      3. Japa meditation can be done with your eyes closed or slightly opened, so you can keep your focus inwards.
      4. Before you start, focus on your intention and choose a mantra if you want to use it, one that you feel connected to, such as om, so hum, om shanti shanti shanti or an affirmation such as I am love, I am whole, I choose joy, I accept myself, I let go, I am here now etc. 
      5. Hold your mala beads always in the receiving hand. It’s negatively charged and receives energy. If you’re right-handed, hold your mala in your left hand, between your thumb and your index finger. If you’re left-handed, hold it in your right hand.  The tassel should point towards you. Hold it gently and let your mala beads dangle easily in your hand.
      6. Start with the bead that is on the right of the guru bead. This is the bigger bead that is connected to the tassel.
      7. Breath in and breath out. If you’re comfortable you can also recite a mantra. At each bead repeat your mantra out loud, whisper it or repeat it silently in your mind.
      8. Move your fingers to the next bead, without using the index finger, as this one represents the “ego”. Point your index finger away. You can use your thumb or the nail of your thumb to easily pull the bead towards you. The knot between each bead will help you to move from bead to bead - Inhale and exhale.
      9. Move on and repeat the steps at each bead. If you reach a counter bead. This is a bead that divides the mala into 2, 3 or 4 intervals, so you can remind yourself to stay focused, in case your mind wandered off.
      10. Continue until you feel the guru bead again. Take a moment to pause and reflect. Thank and honor your guru, your mantra, and yourself for taking the time to sit in stillness.

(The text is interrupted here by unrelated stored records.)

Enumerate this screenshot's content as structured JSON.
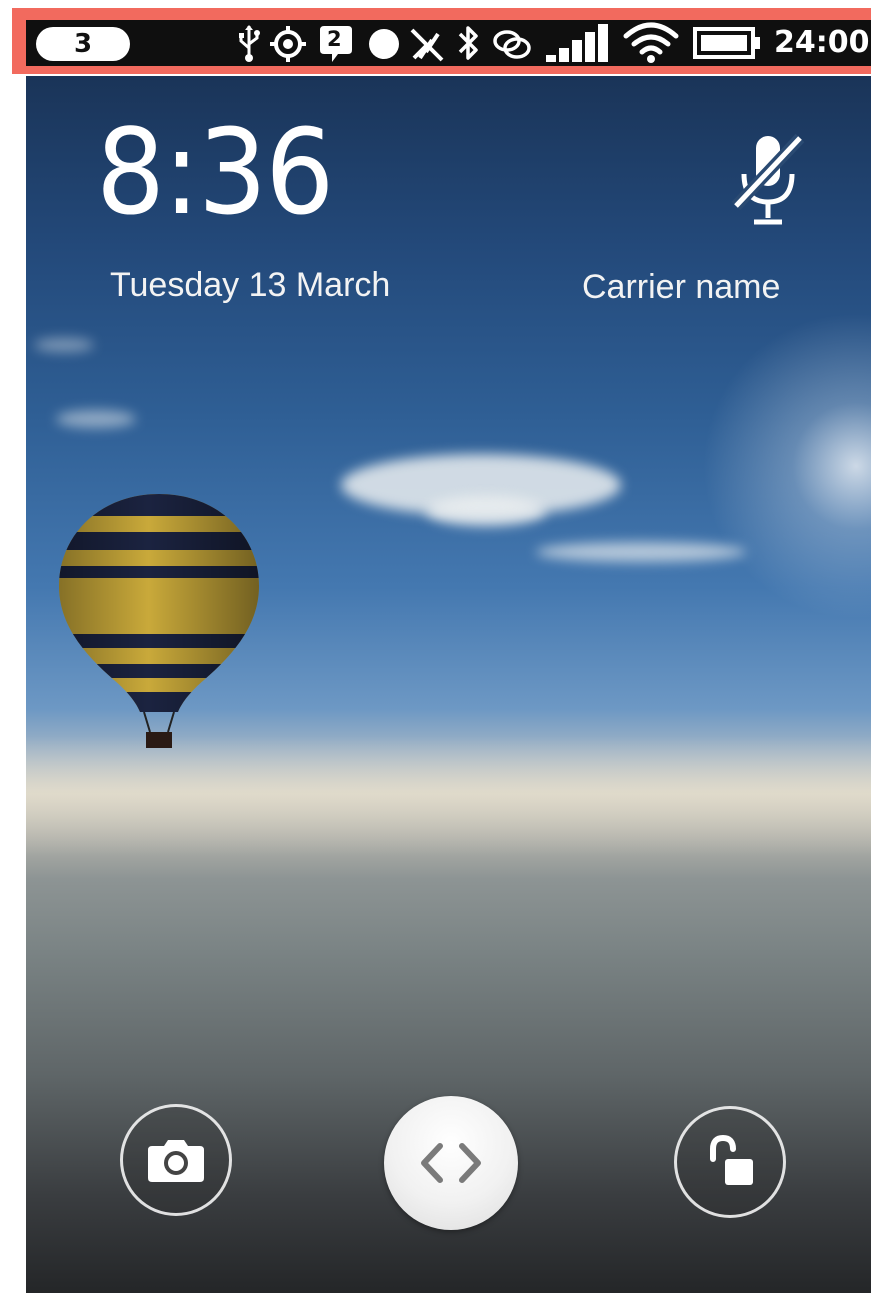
{
  "status_bar": {
    "notification_count": "3",
    "message_count": "2",
    "time": "24:00",
    "icons": [
      "usb-icon",
      "location-icon",
      "message-icon",
      "record-icon",
      "no-sim-icon",
      "bluetooth-icon",
      "sync-icon",
      "signal-icon",
      "wifi-icon",
      "battery-icon"
    ],
    "frame_color": "#f26a5e"
  },
  "lockscreen": {
    "clock": "8:36",
    "date": "Tuesday 13 March",
    "carrier": "Carrier name",
    "mute_icon": "mic-muted-icon"
  },
  "actions": {
    "camera_icon": "camera-icon",
    "handle_icon": "chevron-left-right-icon",
    "unlock_icon": "unlock-icon"
  }
}
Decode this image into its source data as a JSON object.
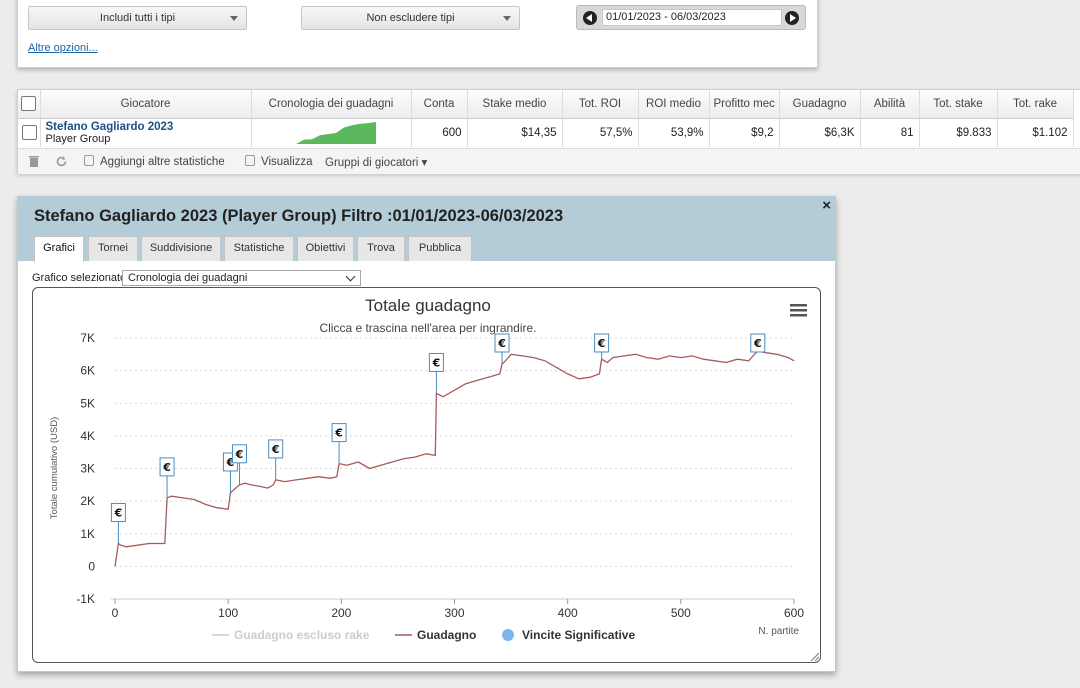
{
  "filters": {
    "types_include": "Includi tutti i tipi",
    "types_exclude": "Non escludere tipi",
    "date_range": "01/01/2023 - 06/03/2023",
    "more_options": "Altre opzioni..."
  },
  "stats_table": {
    "headers": [
      "Giocatore",
      "Cronologia dei guadagni",
      "Conta",
      "Stake medio",
      "Tot. ROI",
      "ROI medio",
      "Profitto mec",
      "Guadagno",
      "Abilità",
      "Tot. stake",
      "Tot. rake"
    ],
    "row": {
      "player_name": "Stefano Gagliardo 2023",
      "player_sub": "Player Group",
      "conta": "600",
      "stake_medio": "$14,35",
      "tot_roi": "57,5%",
      "roi_medio": "53,9%",
      "profitto_medio": "$9,2",
      "guadagno": "$6,3K",
      "abilita": "81",
      "tot_stake": "$9.833",
      "tot_rake": "$1.102"
    },
    "toolbar": {
      "add_stats": "Aggiungi altre statistiche",
      "visualize": "Visualizza",
      "groups": "Gruppi di giocatori"
    }
  },
  "dialog": {
    "title": "Stefano Gagliardo 2023 (Player Group) Filtro :01/01/2023-06/03/2023",
    "close": "×",
    "tabs": [
      "Grafici",
      "Tornei",
      "Suddivisione",
      "Statistiche",
      "Obiettivi",
      "Trova",
      "Pubblica"
    ],
    "active_tab": "Grafici",
    "chart_select_label": "Grafico selezionato",
    "chart_select_value": "Cronologia dei guadagni"
  },
  "colors": {
    "line": "#a85a5a",
    "marker_border": "#4a8cc0",
    "legend_dot": "#7cb5ec",
    "mini_chart_fill": "#5cb85c",
    "header_bg": "#b3ccd7"
  },
  "chart_data": {
    "type": "line",
    "title": "Totale guadagno",
    "subtitle": "Clicca e trascina nell'area per ingrandire.",
    "ylabel": "Totale cumulativo (USD)",
    "xlabel": "N. partite",
    "xlim": [
      0,
      600
    ],
    "ylim": [
      -1000,
      7000
    ],
    "x_ticks": [
      0,
      100,
      200,
      300,
      400,
      500,
      600
    ],
    "y_ticks": [
      -1000,
      0,
      1000,
      2000,
      3000,
      4000,
      5000,
      6000,
      7000
    ],
    "y_tick_labels": [
      "-1K",
      "0",
      "1K",
      "2K",
      "3K",
      "4K",
      "5K",
      "6K",
      "7K"
    ],
    "grid": true,
    "legend": [
      "Guadagno escluso rake",
      "Guadagno",
      "Vincite Significative"
    ],
    "legend_position": "bottom",
    "series": [
      {
        "name": "Guadagno",
        "x": [
          0,
          3,
          5,
          10,
          20,
          30,
          40,
          44,
          46,
          50,
          60,
          70,
          80,
          90,
          100,
          102,
          105,
          110,
          115,
          120,
          128,
          135,
          140,
          142,
          150,
          160,
          170,
          180,
          190,
          196,
          198,
          205,
          215,
          225,
          235,
          245,
          255,
          265,
          275,
          283,
          284,
          290,
          300,
          310,
          320,
          330,
          340,
          342,
          345,
          350,
          360,
          370,
          380,
          390,
          400,
          410,
          420,
          428,
          430,
          435,
          440,
          450,
          460,
          470,
          480,
          490,
          500,
          510,
          520,
          530,
          540,
          550,
          560,
          565,
          568,
          575,
          585,
          595,
          600
        ],
        "y": [
          0,
          700,
          650,
          600,
          650,
          700,
          700,
          700,
          2100,
          2150,
          2100,
          2050,
          1900,
          1800,
          1750,
          2250,
          2350,
          2500,
          2550,
          2500,
          2450,
          2400,
          2500,
          2650,
          2600,
          2650,
          2700,
          2750,
          2700,
          2750,
          3150,
          3100,
          3200,
          3000,
          3100,
          3200,
          3300,
          3350,
          3450,
          3400,
          5300,
          5200,
          5400,
          5600,
          5700,
          5800,
          5900,
          6200,
          6300,
          6500,
          6450,
          6400,
          6300,
          6100,
          5900,
          5750,
          5800,
          5900,
          6350,
          6250,
          6400,
          6450,
          6500,
          6400,
          6350,
          6450,
          6400,
          6450,
          6350,
          6300,
          6250,
          6350,
          6300,
          6500,
          6600,
          6550,
          6500,
          6400,
          6300
        ]
      }
    ],
    "significant_wins": [
      {
        "x": 3,
        "y": 700,
        "label": "€"
      },
      {
        "x": 46,
        "y": 2100,
        "label": "€"
      },
      {
        "x": 102,
        "y": 2250,
        "label": "€"
      },
      {
        "x": 110,
        "y": 2500,
        "label": "€"
      },
      {
        "x": 142,
        "y": 2650,
        "label": "€"
      },
      {
        "x": 198,
        "y": 3150,
        "label": "€"
      },
      {
        "x": 284,
        "y": 5300,
        "label": "€"
      },
      {
        "x": 342,
        "y": 6200,
        "label": "€"
      },
      {
        "x": 430,
        "y": 6350,
        "label": "€"
      },
      {
        "x": 568,
        "y": 6600,
        "label": "€"
      }
    ],
    "mini_sparkline": [
      0,
      20,
      22,
      40,
      45,
      50,
      75,
      85,
      92,
      95,
      100
    ]
  }
}
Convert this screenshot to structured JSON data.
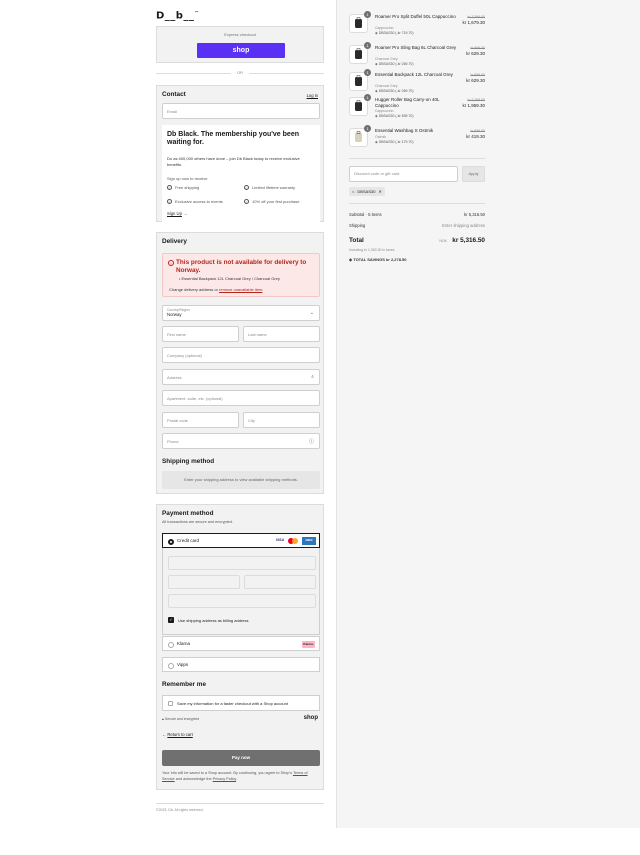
{
  "brand": {
    "logo": "D__b__",
    "tm": "™"
  },
  "express": {
    "label": "Express checkout",
    "shop_button": "shop"
  },
  "or_label": "OR",
  "contact": {
    "title": "Contact",
    "login": "Log in",
    "email_placeholder": "Email",
    "promo": {
      "title": "Db Black. The membership you've been waiting for.",
      "description": "Do as 400,000 others have done – join Db Black today to receive exclusive benefits.",
      "subtitle": "Sign up now to receive",
      "perks": [
        "Free shipping",
        "Limited lifetime warranty",
        "Exclusive access to events",
        "10% off your first purchase"
      ],
      "signup": "Sign Up"
    }
  },
  "delivery": {
    "title": "Delivery",
    "error_title": "This product is not available for delivery to Norway.",
    "error_item": "Essential Backpack 12L Charcoal Grey / Charcoal Grey",
    "error_change_prefix": "Change delivery address or ",
    "error_remove": "remove unavailable item",
    "error_suffix": ".",
    "country_label": "Country/Region",
    "country_value": "Norway",
    "first_name": "First name",
    "last_name": "Last name",
    "company": "Company (optional)",
    "address": "Address",
    "apartment": "Apartment, suite, etc. (optional)",
    "postal": "Postal code",
    "city": "City",
    "phone": "Phone",
    "shipping_title": "Shipping method",
    "shipping_info": "Enter your shipping address to view available shipping methods."
  },
  "payment": {
    "title": "Payment method",
    "subtitle": "All transactions are secure and encrypted.",
    "credit_card": "Credit card",
    "card_brands": [
      "VISA",
      "MC",
      "AMEX"
    ],
    "billing_same": "Use shipping address as billing address",
    "klarna": "Klarna",
    "klarna_badge": "Klarna.",
    "vipps": "Vipps"
  },
  "remember": {
    "title": "Remember me",
    "save_info": "Save my information for a faster checkout with a Shop account",
    "secure": "Secure and encrypted",
    "shop": "shop"
  },
  "return_to_cart": "Return to cart",
  "pay_now": "Pay now",
  "terms": {
    "prefix": "Your info will be saved to a Shop account. By continuing, you agree to Shop's ",
    "tos": "Terms of Service",
    "middle": " and acknowledge the ",
    "privacy": "Privacy Policy",
    "suffix": "."
  },
  "copyright": "©2023, Db. All rights reserved.",
  "cart": {
    "items": [
      {
        "qty": "1",
        "name": "Roamer Pro Split Duffel 50L Cappuccino",
        "variant": "Cappuccino",
        "code": "DBSAS30 (-kr 719.70)",
        "old": "kr 2,399.00",
        "price": "kr 1,679.30"
      },
      {
        "qty": "1",
        "name": "Roamer Pro Sling Bag 6L Charcoal Grey",
        "variant": "Charcoal Grey",
        "code": "DBSAS30 (-kr 269.70)",
        "old": "kr 899.00",
        "price": "kr 629.30"
      },
      {
        "qty": "1",
        "name": "Essential Backpack 12L Charcoal Grey",
        "variant": "Charcoal Grey",
        "code": "DBSAS30 (-kr 269.70)",
        "old": "kr 899.00",
        "price": "kr 629.30"
      },
      {
        "qty": "1",
        "name": "Hugger Roller Bag Carry-on 40L Cappuccino",
        "variant": "Cappuccino",
        "code": "DBSAS30 (-kr 839.70)",
        "old": "kr 2,799.00",
        "price": "kr 1,959.30"
      },
      {
        "qty": "1",
        "name": "Essential Washbag S Ostrnik",
        "variant": "Ostrnik",
        "code": "DBSAS30 (-kr 179.70)",
        "old": "kr 599.00",
        "price": "kr 419.30"
      }
    ],
    "discount_placeholder": "Discount code or gift card",
    "apply": "Apply",
    "applied_code": "DBSAS30",
    "subtotal_label": "Subtotal · 5 items",
    "subtotal": "kr 5,316.50",
    "shipping_label": "Shipping",
    "shipping_value": "Enter shipping address",
    "total_label": "Total",
    "currency": "NOK",
    "total": "kr 5,316.50",
    "taxes": "Including kr 1,063.30 in taxes",
    "savings_label": "TOTAL SAVINGS",
    "savings": "kr 2,278.50"
  },
  "colors": {
    "shop": "#5a31f4",
    "error": "#b3261e",
    "klarna": "#ffb3c7"
  }
}
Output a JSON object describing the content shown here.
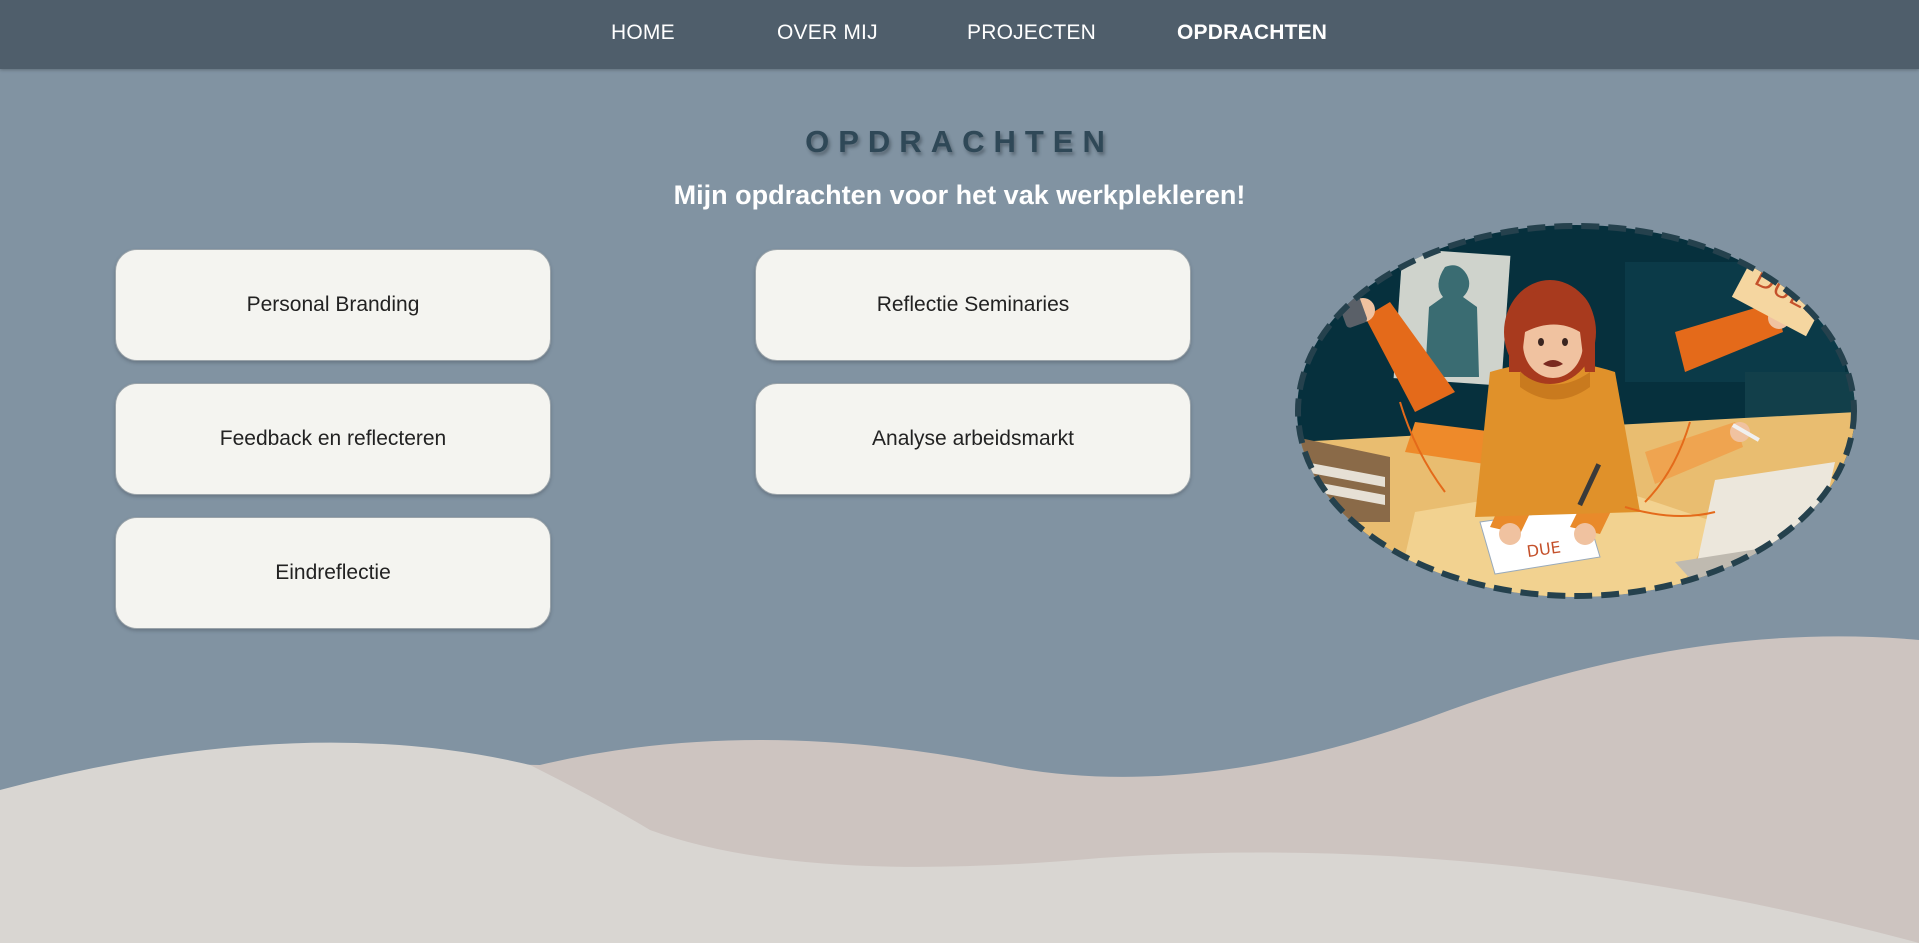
{
  "nav": {
    "items": [
      {
        "label": "HOME"
      },
      {
        "label": "OVER MIJ"
      },
      {
        "label": "PROJECTEN"
      },
      {
        "label": "OPDRACHTEN"
      }
    ]
  },
  "main": {
    "title": "OPDRACHTEN",
    "subtitle": "Mijn opdrachten voor het vak werkplekleren!",
    "cards": [
      {
        "label": "Personal Branding"
      },
      {
        "label": "Reflectie Seminaries"
      },
      {
        "label": "Feedback en reflecteren"
      },
      {
        "label": "Analyse arbeidsmarkt"
      },
      {
        "label": "Eindreflectie"
      }
    ],
    "illustration": {
      "sign_text": "DUE!",
      "paper_text": "DUE"
    }
  },
  "colors": {
    "background": "#8193a2",
    "nav_background": "#4f5e6b",
    "card_background": "#f4f4f0",
    "title_color": "#2f4857",
    "wave_back": "#cdc4c0",
    "wave_front": "#d9d6d2"
  }
}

          Congrats! You have finished a full practice of mala meditation!

            If you want to continue, do not pass over the guru bead, as this is considered as “stepping over your teacher. Instead, turn the the mala around 180 degrees, and start again with step 6.

              Don’t worry if your mind will wander. Do not judge yourself, just acknowledge your thoughts and let them go and then continue focusing on your meditation. Be patient.